The task -> Scan the entries below and count the lines holding the string "Speed". Supply only the number.

[Records from a dataset]
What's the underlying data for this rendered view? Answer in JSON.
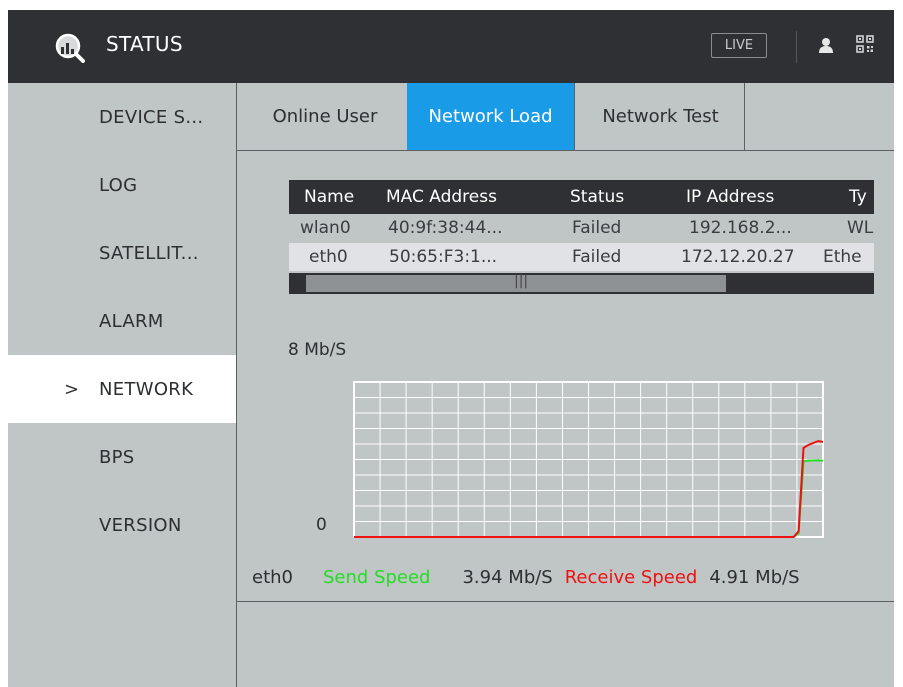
{
  "header": {
    "app_title": "STATUS",
    "live_label": "LIVE",
    "logo_icon": "magnifier-logo",
    "user_icon": "user-icon",
    "qr_icon": "qr-code-icon"
  },
  "sidebar": {
    "items": [
      {
        "label": "DEVICE S...",
        "active": false
      },
      {
        "label": "LOG",
        "active": false
      },
      {
        "label": "SATELLIT...",
        "active": false
      },
      {
        "label": "ALARM",
        "active": false
      },
      {
        "label": "NETWORK",
        "active": true
      },
      {
        "label": "BPS",
        "active": false
      },
      {
        "label": "VERSION",
        "active": false
      }
    ],
    "active_marker": ">"
  },
  "tabs": [
    {
      "label": "Online User",
      "selected": false
    },
    {
      "label": "Network Load",
      "selected": true
    },
    {
      "label": "Network Test",
      "selected": false
    }
  ],
  "table": {
    "columns": [
      "Name",
      "MAC Address",
      "Status",
      "IP Address",
      "Ty"
    ],
    "rows": [
      [
        "wlan0",
        "40:9f:38:44...",
        "Failed",
        "192.168.2...",
        "WL"
      ],
      [
        "eth0",
        "50:65:F3:1...",
        "Failed",
        "172.12.20.27",
        "Ethe"
      ]
    ],
    "scroll_grip": "|||"
  },
  "chart": {
    "scale_top": "8 Mb/S",
    "scale_bottom": "0"
  },
  "chart_data": {
    "type": "line",
    "ylim": [
      0,
      8
    ],
    "grid": true,
    "series": [
      {
        "name": "Send Speed",
        "color": "#22dd22",
        "values": [
          0,
          0,
          0,
          0,
          0,
          0,
          0,
          0,
          0,
          0,
          0,
          0,
          0,
          0,
          0,
          0,
          0,
          0,
          0,
          0,
          0,
          0,
          0,
          0,
          0,
          0,
          0,
          0,
          0,
          0,
          0,
          0,
          0,
          0,
          0,
          0,
          0,
          0,
          0,
          0,
          0,
          0,
          0,
          0,
          0,
          0,
          0,
          0,
          0,
          0,
          0,
          0,
          0,
          0,
          0,
          0,
          0,
          0,
          0,
          0,
          0,
          0,
          0,
          0,
          0,
          0,
          0,
          0,
          0,
          0,
          0,
          0,
          0,
          0,
          0,
          0,
          0,
          0,
          0,
          0,
          0,
          0,
          0,
          0,
          0,
          0,
          0,
          0,
          0,
          0,
          0,
          0.2,
          3.9,
          3.95,
          3.95,
          3.96,
          3.94
        ]
      },
      {
        "name": "Receive Speed",
        "color": "#ee1111",
        "values": [
          0,
          0,
          0,
          0,
          0,
          0,
          0,
          0,
          0,
          0,
          0,
          0,
          0,
          0,
          0,
          0,
          0,
          0,
          0,
          0,
          0,
          0,
          0,
          0,
          0,
          0,
          0,
          0,
          0,
          0,
          0,
          0,
          0,
          0,
          0,
          0,
          0,
          0,
          0,
          0,
          0,
          0,
          0,
          0,
          0,
          0,
          0,
          0,
          0,
          0,
          0,
          0,
          0,
          0,
          0,
          0,
          0,
          0,
          0,
          0,
          0,
          0,
          0,
          0,
          0,
          0,
          0,
          0,
          0,
          0,
          0,
          0,
          0,
          0,
          0,
          0,
          0,
          0,
          0,
          0,
          0,
          0,
          0,
          0,
          0,
          0,
          0,
          0,
          0,
          0,
          0,
          0.3,
          4.6,
          4.75,
          4.85,
          4.95,
          4.91
        ]
      }
    ]
  },
  "legend": {
    "interface": "eth0",
    "send_label": "Send Speed",
    "send_value": "3.94 Mb/S",
    "receive_label": "Receive Speed",
    "receive_value": "4.91 Mb/S",
    "send_color": "#22dd22",
    "receive_color": "#ee1111"
  }
}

Output for this task -> 4